Gosebo Mathope
2 minute read
19 Jan 2018
1:28 pm

SABC board concludes Bathabile Dlamini’s interview was an advert

Gosebo Mathope

The SABC board has emphasised it did not charge for interviews and reiterated the broadcaster does solicit sponsorship for programmes where it is part of a marketing campaign.

Bathabile Dlamini's spokesperson, Lumka Oliphant. Facebook.

The public outcry following revelations that embattled minister of Social Development Bathabile Dlamini paid R500 000 to be interviewed on SABC3’s Real Talk with Anele has resulted in the SABC admitting to wrongdoing.

After the Daily Maverick broke a story this week in which it was revealed that the interview, recorded during women’s month and repeated during ANC’s national elective conference in December 2017, in fact set back taxpayers by half a million rand, the minister denied malfeasance.

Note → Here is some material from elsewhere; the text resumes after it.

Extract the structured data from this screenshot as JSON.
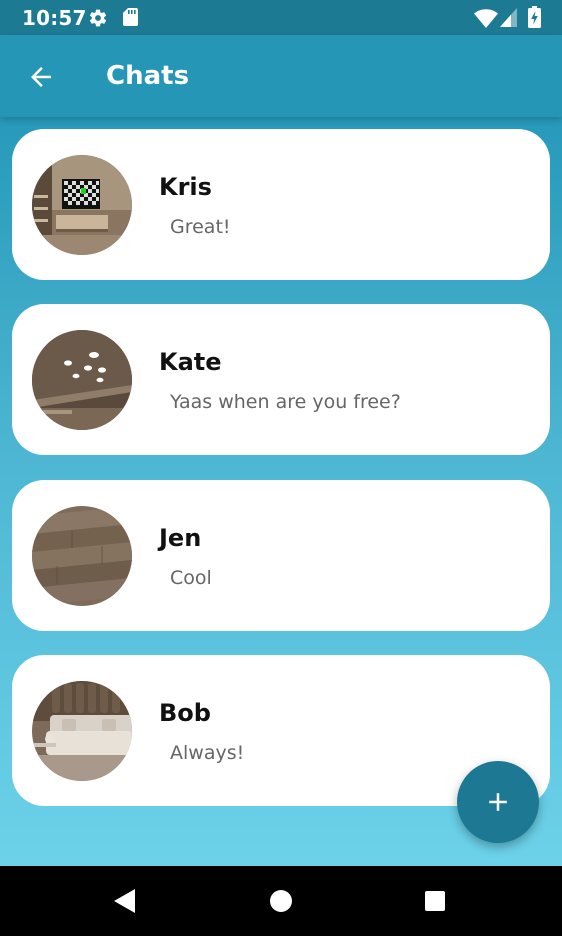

Ministerial spokeperson Lumka Oliphant went on the offensive and told the media that it was waging a war against her principal, Dlamini, and that it was “investing” in the SABC. Oliphant also said with the payment, the department sought to profile the minister.

Speaking to 702, Oliphant further claimed it was normal practice to pay the broadcaster, implying that the price tag would determine whether the interview will be favourable to the minister. In an earlier press statement, she had also attempted to drag Government Communication and Information Services (GCIS) by saying such interviews formed part of the agency’s media-buying and placement strategy.

A short while ago, a board committee of the public broadcaster, after receiving a report from management, disagreed. It wrote that it would be informing management that it would not be invoicing the department.

“The SABC did not comply with its own editorial policies on sponsorship of programmes, which requires that the sponsor’s association with the programme has to be stated clearly, both before and after the programme. In this case, this was not done.

“The SABC does not charge for interviews, and this was a breach of organisational practice. We do solicit sponsorship for programmes where it is part of a marketing campaign to communicate a departmental or other client programmes or policies.

“There has been a breakdown in internal controls and processes in this specific instance,” the statement read.

To close the loopholes, the SABC editorial policy review will ensure that any grey areas with respect to sponsorship of programming are clarified and strengthened.

A subcommittee of the board in charge of news and editorial matters has “instructed management to immediately look at strengthening upward referrals, and ensure that measures are taken that staff across different genres, including entertainment are well-versed and compliant with editorial policies and Icasa regulations”.

The board, however, reiterated that “presenter [Anele Mdoda] and production company of Real Talk with Anele acted based on SABC’s instructions”.

It also allayed fears that its news coverage was contaminated by payments.

“The SABC News and Current Affairs division was in no way involved in this matter. We assure the public that our News and Current Affairs Division adheres to our policy of journalistic integrity and editorial independence,” it said.